  Results from FactBites:
 
Catholicism and Freemasonry - Wikipedia, the free encyclopedia (8622 words)
Freemasonry is seen by the Catholic Church as being incompatible with Catholicism for a number of reasons.
Freemasonry's acceptance of people of any faith in a religious atmosphere is seen as minimizing the importance of Catholic religious dogma.
It condemned Freemasonry, accusing it of being "the Synagogue of Satan".
Things Catholic Are Asked About - Chapter XXXVII (3631 words)
Freemasonry is a very widespread organization, and it may well be that in certain localities and among certain groups these sentiments toward Catholicism and Catholics do not prevail.
Unless, in fact, Freemasonry was opposed to what she fundamentally stands for, she never would be opposed to it as she is. In point of fact Catholic Freemasonry existed for centuries as a benevolent and fraternal organization before the birth of the present non-Catholic Masonry.
Freemasonry ignores revelation, and in European countries openly employs all its resources to crush the one Church which upholds in its entirety the religion of Jesus Christ.
  More results at FactBites »

 
 

COMMENTARY     

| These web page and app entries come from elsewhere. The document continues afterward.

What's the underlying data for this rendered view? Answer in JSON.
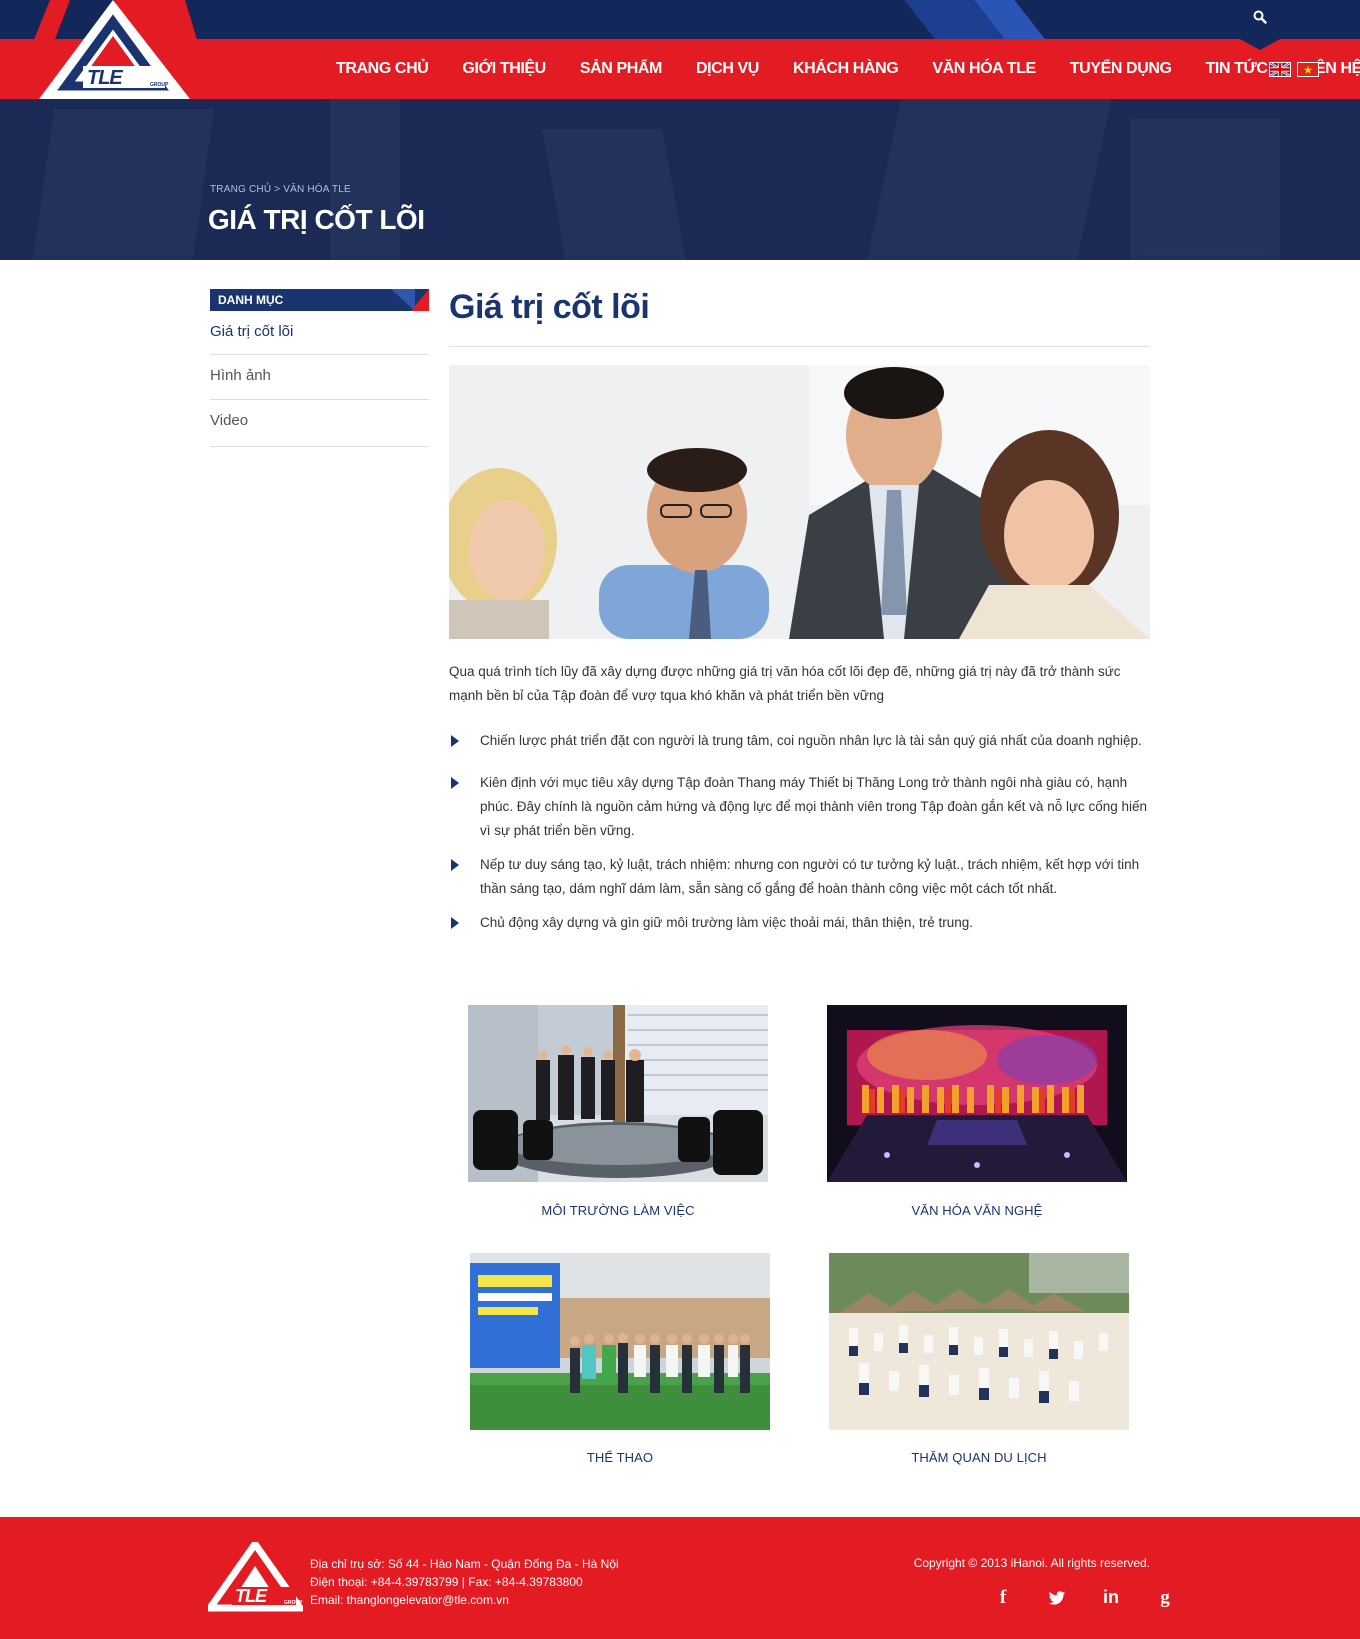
{
  "header": {
    "logo_text": "TLE",
    "logo_sub": "GROUP",
    "nav": [
      "TRANG CHỦ",
      "GIỚI THIỆU",
      "SẢN PHẨM",
      "DỊCH VỤ",
      "KHÁCH HÀNG",
      "VĂN HÓA TLE",
      "TUYỂN DỤNG",
      "TIN TỨC",
      "LIÊN HỆ"
    ],
    "search_icon": "search-icon",
    "flags": [
      "uk-flag-icon",
      "vietnam-flag-icon"
    ]
  },
  "banner": {
    "breadcrumb": "TRANG CHỦ > VĂN HÓA TLE",
    "title": "GIÁ TRỊ CỐT LÕI"
  },
  "sidebar": {
    "heading": "DANH MỤC",
    "items": [
      "Giá trị cốt lõi",
      "Hình ảnh",
      "Video"
    ]
  },
  "main": {
    "title": "Giá trị cốt lõi",
    "intro": "Qua quá trình tích lũy đã xây dựng được những giá trị văn hóa cốt lõi đẹp đẽ, những giá trị này đã trở thành sức mạnh bền bỉ của Tập đoàn để vượ tqua khó khăn và phát triển bền vững",
    "bullets": [
      "Chiến lược phát triển đặt con người là trung tâm, coi nguồn nhân lực là tài sản quý giá nhất của doanh nghiệp.",
      "Kiên định với mục tiêu xây dựng Tập đoàn Thang máy Thiết bị Thăng Long trở thành ngôi nhà giàu có, hạnh phúc. Đây chính là nguồn cảm hứng và động lực để mọi thành viên trong Tập đoàn gắn kết và nỗ lực cống hiến vì sự phát triển bền vững.",
      "Nếp tư duy sáng tạo, kỷ luật, trách nhiệm: nhưng con người có tư tưởng kỷ luật., trách nhiệm, kết hợp với tinh thần sáng tạo, dám nghĩ dám làm, sẵn sàng cố gắng để hoàn thành công việc một cách tốt nhất.",
      "Chủ động xây dựng và gìn giữ môi trường làm việc thoải mái, thân thiện, trẻ trung."
    ],
    "gallery": [
      "MÔI TRƯỜNG LÀM VIỆC",
      "VĂN HÓA VĂN NGHỆ",
      "THỂ THAO",
      "THĂM QUAN DU LỊCH"
    ]
  },
  "footer": {
    "address": "Địa chỉ trụ sở: Số 44 - Hào Nam - Quận Đống Đa - Hà Nội",
    "phone": "Điện thoại:  +84-4.39783799  |  Fax: +84-4.39783800",
    "email": "Email: thanglongelevator@tle.com.vn",
    "copyright": "Copyright © 2013 iHanoi. All rights reserved.",
    "social": [
      "f",
      "twitter",
      "in",
      "g"
    ]
  }
}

Share your thoughts, questions and commentary here
Your name
Your comments

Want to know more?
Search encyclopedia, statistics and forums:

 


Press Releases |  Feeds | Contact
The Wikipedia article included on this page is licensed under the GFDL.
Images may be subject to relevant owners' copyright.
All other elements are (c) copyright NationMaster.com 2003-5. All Rights Reserved.
Usage implies agreement with terms, 1022, m